24 hour spas in Seoul, South Korea
The Jjimjilbang, a 24 hour sauna and spa, is a quirky part of contemporary Korean culture that can be found in most neighbourhoods in Seoul and other Korean cities. They’re known as the cheapest form of accommodation in Korea; entry is usually around 10,000-15,000 Won (£6-£10) which will get you access to the saunas and baths, as well as somewhere to stay until the morning. Jjimjilbangs are frequented by everyone from couples, to businessmen, to teenagers – they’re something that all manner of Korean people enjoy. To experience this modern Korean craze (and to get out of our dorm room for the night) Jordan and I decided to find our local jjimjilbang and give it a go.
A girl who worked in our hostel told us about a jjimjilbang just around the corner from us called Happy Day Spa. It’s a fairly basic spa at the lower end of the price range at just 10,000 won per person. There are more high end jjimjilbangs in Seoul with additional facilities like swimming pools and massages, but for value and convenience Happy Day Spa seemed a solid choice for us.
We wanted to get the full overnight jjimjilbang experience, so left our hostel at about midnight. There’s something that feels a bit dodgy about going to a spa in the middle of the night, but we were assured it was a perfectly wholesome place. The road that it’s on was pretty seedy though; before we reached it we walked past a couple of strip clubs and suspect looking ‘massage parlours’, and I started to wonder what we’d got ourselves in for. When we found the spa I can’t say I was immediately relieved either. It didn’t look like much from the outside, just a dimly lit doorway leading to the lower ground floor of a tower block:
Once we got in and saw so many normal looking people waiting it made me feel a bit better. It was surprisingly really busy for gone midnight on a Thursday!
What to do in a Korean spa
Finding the place and paying was the easy part. After this it becomes quite confusing – jjimjilbangs have their own specific etiquette codes that I was worried about breaking and embarrassing myself.
After you pay, men and women go their separate ways to get showered so I was on my own from this point. I was dreading this bit as I’d been warned in advance that you have to be fully naked for it, and the awkwardness was made worse by not knowing when and where exactly I was supposed to take my clothes off. I almost made a MAJOR faux pas by stripping off at the first set of lockers, but then realised you’re only meant to take your shoes off here. The whole process is hard to get your head around for someone who doesn’t read Korean! I started speaking to a British girl at this point too who was also baffled by the situation, but immediately regretted it when we then had to get naked next to each other which made it 100x weirder.
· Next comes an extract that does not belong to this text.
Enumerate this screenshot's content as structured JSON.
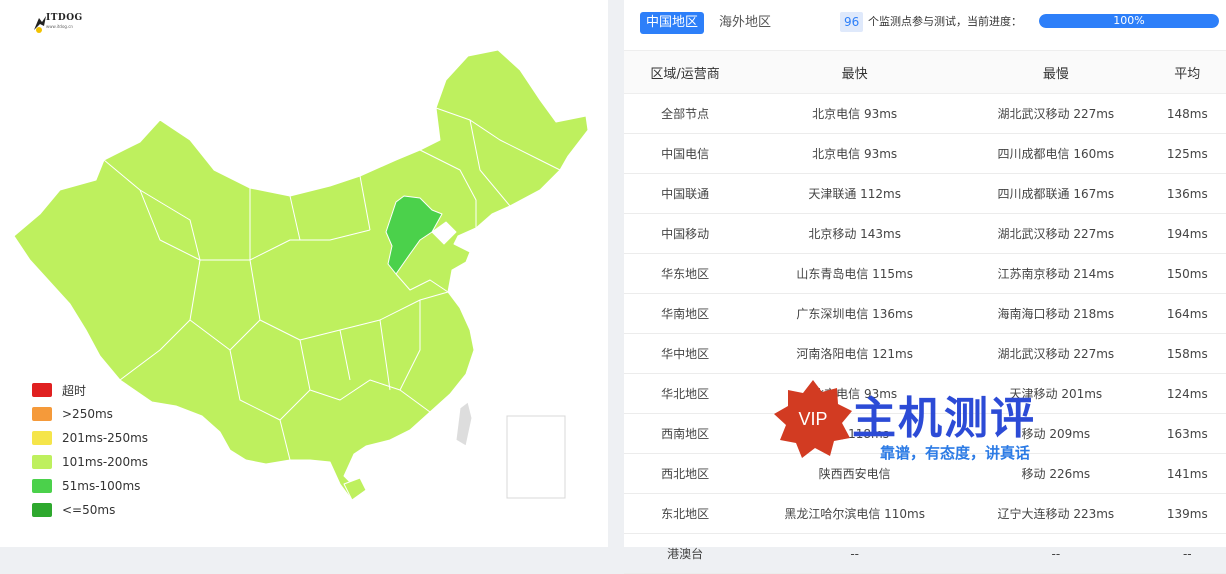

Before you can enter the saunas you have to bathe, and before you can bathe you HAVE to shower. This is the golden rule of the jjimjilbangs. It’s offensive to try and get in the baths without hosing yourself down first. This part is fairly straightforward; you shower (in front of everyone), bathe (also with everyone), and then change into these weird thick pyjamas you’re given. Once you get these on you know that you’re in the clear and the scary part’s out of the way. You can pass through to the main rooms when you’re dressed which are gender mixed, so I was able to find Jordan again.
His and hers jjimjilbang pyjamas
After the shower/bath experience, jimjilbangs become just like any other spa, aside from two things. Firstly, everyone is wearing matching pyjamas, and secondly there are people asleep all over the floor. When I heard that people slept at these spas I had a serene vision of people in dressing gowns snoozing on loungers, but this is so not the case. If you want to spend the night at a jjimjilbang you’ll have to curl up in whatever space on the floor you can find. By about 4am I had to step over people to get to the toilet, it’s so bizarre. Jordan and I spent some time chilling out in the different saunas and steam rooms, and then pulled up a mat each to try and get a few hours sleep on the cold, hard tiles…
Apologies for the rubbish pictures… blame the dim jjimjilbang lighting!
By the time morning came we were both aching all over and more knackered than when we got there. Not really how I expect to feel when leaving the spa!
Overall I’d say the jjimjilbang is a funny experience, but don’t expect to be relaxed or pampered at a low end one like we visited. However, I can see why people choose them for a cheap night’s stay! It’s one of many Korean quirks I’ve not quite got my head around yet. It is such a uniquely Korean way to spend a night though, so I’d definitely recommend it as one of the most unusual things to do in Seoul!